There was no time for me to reconsider any other options. I had to prepare myself for surgery on that weekend.
Someone asked me, how did you feel about the whole situation? Read more
A unique aspect of life at EAST is participation in a Mentoring Group (MG). All students are assigned to a MG which are led by faculty members. Not only is the leader a mentor for those in the group, but each member of the group also becomes a peer mentor for others in the group.
The MGs provide an environment for developing community, encouragement, prayer, fellowship, spiritual formation, integration, and character development. The desired outcome of the MG experience is life change, spiritual growth, mutual support and accountability.
This MG (pictured above), for instance, is co-facilitated by EAST faculty, Dr. Lewis Winkler and Mr. Nelson Lo. It is life-on-life, multi-cultural, and inter-generational. Members from this MG are from 8 countries, in their 20′s to 60′s, singles to granddads, fresh graduates to ministers to second-halfers. Yet all these MG members have one goal: whilst in a safe community of fellow brothers, to help each other be better followers of Jesus and thus be a more effective minister in their family and for the harvest.

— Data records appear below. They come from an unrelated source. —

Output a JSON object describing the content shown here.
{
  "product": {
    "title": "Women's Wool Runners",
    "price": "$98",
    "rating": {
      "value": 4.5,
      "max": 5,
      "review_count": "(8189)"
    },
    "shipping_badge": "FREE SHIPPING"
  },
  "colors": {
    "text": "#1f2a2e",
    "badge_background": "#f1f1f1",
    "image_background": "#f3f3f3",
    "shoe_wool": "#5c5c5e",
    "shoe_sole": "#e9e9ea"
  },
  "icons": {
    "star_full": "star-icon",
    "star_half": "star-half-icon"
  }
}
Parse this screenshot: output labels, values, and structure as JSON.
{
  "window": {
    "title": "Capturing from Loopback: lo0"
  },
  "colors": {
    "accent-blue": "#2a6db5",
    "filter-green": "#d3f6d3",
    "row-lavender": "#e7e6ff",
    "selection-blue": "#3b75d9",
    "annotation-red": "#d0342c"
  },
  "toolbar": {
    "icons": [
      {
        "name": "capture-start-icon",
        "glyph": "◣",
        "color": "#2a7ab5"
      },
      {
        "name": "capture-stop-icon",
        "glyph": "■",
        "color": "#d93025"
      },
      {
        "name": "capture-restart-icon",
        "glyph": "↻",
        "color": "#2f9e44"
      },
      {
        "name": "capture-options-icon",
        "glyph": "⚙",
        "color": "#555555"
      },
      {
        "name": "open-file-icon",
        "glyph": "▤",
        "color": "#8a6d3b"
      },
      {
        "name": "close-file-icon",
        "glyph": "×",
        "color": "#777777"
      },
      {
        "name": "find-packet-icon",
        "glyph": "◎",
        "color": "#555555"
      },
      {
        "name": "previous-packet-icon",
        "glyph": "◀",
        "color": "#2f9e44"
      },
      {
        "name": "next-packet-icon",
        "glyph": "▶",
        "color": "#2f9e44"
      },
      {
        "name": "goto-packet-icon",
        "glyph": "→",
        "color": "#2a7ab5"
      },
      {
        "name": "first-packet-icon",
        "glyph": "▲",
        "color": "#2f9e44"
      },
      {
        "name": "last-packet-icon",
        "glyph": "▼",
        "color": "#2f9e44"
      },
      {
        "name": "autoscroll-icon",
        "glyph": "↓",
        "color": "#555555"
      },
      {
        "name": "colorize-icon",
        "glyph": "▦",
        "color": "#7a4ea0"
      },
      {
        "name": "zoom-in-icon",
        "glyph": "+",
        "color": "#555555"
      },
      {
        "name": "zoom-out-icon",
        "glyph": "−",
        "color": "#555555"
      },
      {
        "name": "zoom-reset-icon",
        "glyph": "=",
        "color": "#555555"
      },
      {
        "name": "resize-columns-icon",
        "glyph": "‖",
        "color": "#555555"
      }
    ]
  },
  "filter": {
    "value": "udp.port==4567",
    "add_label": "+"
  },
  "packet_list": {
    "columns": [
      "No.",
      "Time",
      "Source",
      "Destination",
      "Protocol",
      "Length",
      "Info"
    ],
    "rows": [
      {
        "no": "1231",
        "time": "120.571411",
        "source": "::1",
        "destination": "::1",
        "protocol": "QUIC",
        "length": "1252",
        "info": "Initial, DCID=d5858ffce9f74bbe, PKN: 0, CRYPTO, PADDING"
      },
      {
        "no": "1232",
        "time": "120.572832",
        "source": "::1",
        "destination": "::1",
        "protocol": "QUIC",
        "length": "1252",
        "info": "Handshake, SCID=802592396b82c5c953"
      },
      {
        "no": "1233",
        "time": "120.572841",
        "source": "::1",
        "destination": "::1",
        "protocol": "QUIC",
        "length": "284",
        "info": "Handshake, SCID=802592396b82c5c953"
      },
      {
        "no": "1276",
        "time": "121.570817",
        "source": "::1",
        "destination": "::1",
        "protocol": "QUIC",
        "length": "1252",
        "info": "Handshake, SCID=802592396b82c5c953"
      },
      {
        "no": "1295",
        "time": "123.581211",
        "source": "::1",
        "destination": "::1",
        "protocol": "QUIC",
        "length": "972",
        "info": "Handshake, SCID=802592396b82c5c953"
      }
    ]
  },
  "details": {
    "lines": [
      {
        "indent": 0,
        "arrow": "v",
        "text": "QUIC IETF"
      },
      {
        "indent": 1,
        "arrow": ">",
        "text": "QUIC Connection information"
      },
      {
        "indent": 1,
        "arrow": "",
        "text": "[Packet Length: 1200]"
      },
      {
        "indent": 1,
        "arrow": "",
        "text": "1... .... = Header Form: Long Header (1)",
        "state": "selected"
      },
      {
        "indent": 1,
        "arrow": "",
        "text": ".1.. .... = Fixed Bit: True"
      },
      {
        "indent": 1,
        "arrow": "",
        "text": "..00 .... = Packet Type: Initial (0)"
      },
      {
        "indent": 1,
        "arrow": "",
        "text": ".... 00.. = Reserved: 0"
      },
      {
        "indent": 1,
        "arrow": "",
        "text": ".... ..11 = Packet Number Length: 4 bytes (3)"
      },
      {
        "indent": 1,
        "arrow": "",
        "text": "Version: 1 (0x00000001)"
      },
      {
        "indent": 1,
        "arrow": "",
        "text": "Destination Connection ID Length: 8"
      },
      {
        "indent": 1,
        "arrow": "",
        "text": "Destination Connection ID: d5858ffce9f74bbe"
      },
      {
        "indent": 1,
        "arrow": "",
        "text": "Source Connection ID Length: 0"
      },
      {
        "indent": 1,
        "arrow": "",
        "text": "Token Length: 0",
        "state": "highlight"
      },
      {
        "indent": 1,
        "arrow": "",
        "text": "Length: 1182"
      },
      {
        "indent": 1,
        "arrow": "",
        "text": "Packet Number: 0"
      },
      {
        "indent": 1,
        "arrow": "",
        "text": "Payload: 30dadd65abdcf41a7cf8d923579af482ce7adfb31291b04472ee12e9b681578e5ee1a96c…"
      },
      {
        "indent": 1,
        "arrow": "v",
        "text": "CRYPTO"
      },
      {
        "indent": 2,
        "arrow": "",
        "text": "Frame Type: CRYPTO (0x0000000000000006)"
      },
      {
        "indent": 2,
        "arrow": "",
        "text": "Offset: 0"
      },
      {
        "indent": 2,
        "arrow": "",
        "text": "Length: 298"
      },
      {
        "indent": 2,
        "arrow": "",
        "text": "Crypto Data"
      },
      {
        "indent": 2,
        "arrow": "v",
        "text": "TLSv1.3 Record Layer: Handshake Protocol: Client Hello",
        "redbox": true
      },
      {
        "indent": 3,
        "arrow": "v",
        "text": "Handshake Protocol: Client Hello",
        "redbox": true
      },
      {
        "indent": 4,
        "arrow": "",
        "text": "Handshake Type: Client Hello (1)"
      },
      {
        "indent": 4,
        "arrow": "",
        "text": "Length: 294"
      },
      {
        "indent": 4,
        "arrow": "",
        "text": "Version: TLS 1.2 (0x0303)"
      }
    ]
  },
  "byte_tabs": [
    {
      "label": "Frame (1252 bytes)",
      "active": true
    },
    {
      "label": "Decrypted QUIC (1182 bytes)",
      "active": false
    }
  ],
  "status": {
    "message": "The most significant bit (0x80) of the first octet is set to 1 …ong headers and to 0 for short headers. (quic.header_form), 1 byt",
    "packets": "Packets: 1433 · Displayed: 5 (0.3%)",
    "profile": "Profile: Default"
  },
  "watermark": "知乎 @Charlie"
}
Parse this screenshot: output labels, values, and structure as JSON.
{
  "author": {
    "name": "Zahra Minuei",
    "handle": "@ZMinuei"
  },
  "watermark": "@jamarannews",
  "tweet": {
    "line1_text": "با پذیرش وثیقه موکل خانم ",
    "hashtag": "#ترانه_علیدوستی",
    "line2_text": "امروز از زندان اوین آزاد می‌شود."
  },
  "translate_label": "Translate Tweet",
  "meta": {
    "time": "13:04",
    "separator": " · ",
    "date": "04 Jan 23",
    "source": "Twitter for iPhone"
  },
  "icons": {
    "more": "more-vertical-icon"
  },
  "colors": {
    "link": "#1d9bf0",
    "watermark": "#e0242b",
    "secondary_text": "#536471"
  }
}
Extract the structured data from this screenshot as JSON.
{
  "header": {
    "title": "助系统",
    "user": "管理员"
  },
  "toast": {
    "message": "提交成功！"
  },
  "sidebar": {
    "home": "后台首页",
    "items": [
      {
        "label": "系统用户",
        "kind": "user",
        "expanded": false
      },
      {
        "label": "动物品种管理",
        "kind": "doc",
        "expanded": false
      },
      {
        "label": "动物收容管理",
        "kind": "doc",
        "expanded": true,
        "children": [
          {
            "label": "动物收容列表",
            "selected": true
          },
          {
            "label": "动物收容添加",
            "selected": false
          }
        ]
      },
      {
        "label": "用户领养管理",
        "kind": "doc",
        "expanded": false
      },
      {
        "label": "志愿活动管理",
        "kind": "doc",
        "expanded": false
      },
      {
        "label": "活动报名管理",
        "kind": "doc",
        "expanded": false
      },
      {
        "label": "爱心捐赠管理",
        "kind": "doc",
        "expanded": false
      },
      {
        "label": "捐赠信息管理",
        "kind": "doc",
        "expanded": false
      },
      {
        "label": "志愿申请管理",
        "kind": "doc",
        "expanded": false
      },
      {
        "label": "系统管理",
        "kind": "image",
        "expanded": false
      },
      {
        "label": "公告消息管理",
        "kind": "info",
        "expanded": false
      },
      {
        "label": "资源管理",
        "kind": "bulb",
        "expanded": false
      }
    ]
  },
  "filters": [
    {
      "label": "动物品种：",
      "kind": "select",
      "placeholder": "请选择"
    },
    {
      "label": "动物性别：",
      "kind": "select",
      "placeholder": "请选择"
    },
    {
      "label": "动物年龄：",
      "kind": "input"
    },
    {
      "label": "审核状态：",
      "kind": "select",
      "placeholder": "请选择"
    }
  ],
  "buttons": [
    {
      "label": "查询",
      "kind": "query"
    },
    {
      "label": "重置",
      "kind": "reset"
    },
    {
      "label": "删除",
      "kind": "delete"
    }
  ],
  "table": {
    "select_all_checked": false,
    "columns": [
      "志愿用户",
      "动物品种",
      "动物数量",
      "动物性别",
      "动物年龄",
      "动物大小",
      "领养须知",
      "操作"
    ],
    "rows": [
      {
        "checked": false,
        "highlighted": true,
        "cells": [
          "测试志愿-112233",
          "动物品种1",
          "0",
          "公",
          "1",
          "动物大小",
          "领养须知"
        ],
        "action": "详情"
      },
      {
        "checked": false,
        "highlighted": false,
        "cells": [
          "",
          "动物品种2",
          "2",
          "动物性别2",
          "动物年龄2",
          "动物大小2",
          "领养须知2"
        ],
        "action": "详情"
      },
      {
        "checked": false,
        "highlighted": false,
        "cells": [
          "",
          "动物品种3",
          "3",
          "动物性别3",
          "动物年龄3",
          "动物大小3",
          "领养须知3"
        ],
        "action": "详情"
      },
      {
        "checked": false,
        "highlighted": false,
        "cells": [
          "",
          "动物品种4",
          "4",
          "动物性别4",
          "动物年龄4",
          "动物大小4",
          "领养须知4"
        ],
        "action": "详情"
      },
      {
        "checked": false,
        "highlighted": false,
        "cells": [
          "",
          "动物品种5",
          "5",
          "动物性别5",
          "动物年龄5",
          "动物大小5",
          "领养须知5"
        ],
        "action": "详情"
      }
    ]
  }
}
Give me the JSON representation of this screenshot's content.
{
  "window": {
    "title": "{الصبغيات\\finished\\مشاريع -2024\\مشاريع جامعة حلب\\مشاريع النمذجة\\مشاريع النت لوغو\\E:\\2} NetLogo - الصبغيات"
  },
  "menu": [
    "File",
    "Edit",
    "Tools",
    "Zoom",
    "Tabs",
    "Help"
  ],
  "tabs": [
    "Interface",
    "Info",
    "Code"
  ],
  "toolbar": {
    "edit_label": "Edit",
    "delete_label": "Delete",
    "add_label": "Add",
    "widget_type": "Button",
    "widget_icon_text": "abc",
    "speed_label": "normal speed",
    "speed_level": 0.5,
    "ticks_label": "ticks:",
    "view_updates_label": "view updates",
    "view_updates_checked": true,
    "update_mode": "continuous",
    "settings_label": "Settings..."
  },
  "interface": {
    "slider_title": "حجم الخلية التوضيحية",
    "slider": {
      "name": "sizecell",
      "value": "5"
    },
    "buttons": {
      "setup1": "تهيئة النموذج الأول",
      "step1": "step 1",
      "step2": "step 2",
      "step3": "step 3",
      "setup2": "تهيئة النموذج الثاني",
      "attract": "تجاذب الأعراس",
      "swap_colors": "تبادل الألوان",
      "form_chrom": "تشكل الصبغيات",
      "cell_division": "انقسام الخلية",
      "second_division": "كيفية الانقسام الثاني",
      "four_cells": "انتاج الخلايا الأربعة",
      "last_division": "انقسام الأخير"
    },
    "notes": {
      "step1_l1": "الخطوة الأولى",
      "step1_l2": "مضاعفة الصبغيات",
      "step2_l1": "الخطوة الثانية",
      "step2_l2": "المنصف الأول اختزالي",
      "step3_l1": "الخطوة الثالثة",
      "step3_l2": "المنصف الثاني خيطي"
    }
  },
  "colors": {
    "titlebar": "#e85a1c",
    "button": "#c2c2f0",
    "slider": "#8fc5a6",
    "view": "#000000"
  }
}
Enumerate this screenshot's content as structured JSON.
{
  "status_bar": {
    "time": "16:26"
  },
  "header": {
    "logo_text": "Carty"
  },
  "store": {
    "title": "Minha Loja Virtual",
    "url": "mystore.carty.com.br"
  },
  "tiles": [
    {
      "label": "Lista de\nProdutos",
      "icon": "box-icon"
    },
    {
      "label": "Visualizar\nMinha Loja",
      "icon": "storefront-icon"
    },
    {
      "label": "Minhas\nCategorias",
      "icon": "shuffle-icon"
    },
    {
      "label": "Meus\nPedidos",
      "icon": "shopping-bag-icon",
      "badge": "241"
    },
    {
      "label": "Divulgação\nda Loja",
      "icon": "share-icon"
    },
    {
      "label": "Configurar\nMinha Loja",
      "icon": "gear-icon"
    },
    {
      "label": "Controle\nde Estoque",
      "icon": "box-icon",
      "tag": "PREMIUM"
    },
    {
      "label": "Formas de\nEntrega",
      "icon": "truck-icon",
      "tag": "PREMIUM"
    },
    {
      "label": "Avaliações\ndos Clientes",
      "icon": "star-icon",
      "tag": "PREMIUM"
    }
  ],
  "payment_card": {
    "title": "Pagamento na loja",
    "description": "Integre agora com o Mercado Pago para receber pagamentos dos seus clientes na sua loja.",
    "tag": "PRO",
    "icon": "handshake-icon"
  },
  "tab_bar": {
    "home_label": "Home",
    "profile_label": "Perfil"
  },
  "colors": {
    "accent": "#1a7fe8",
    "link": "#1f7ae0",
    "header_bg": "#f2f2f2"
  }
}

For this Lunar New Year, may you be refreshed by a heartfelt poem inspired by Jeremiah 12:5 and composed by an EAST student, Ms. Koh Li Ting.
Since 80% of people globally are oral preference learners, how do we help them better receive, process, remember and pass on (transmit) God’s truths? An answer is to shape our communication approach holistically with the disciplines of orality-framed content.
Rev. Samuel Chiang (Executive Director, International Orality Network) was recently at EAST to teach and consult on “Orality for Learners and Teachers.” He taught a session at the school’s Principles and Practice of Teaching course, during Chapel, and at an afternoon Seminar with staff, students and guests.
Rev. Chiang demonstrated expository preaching through story-telling of the blind beggar healed by Jesus (see photos below).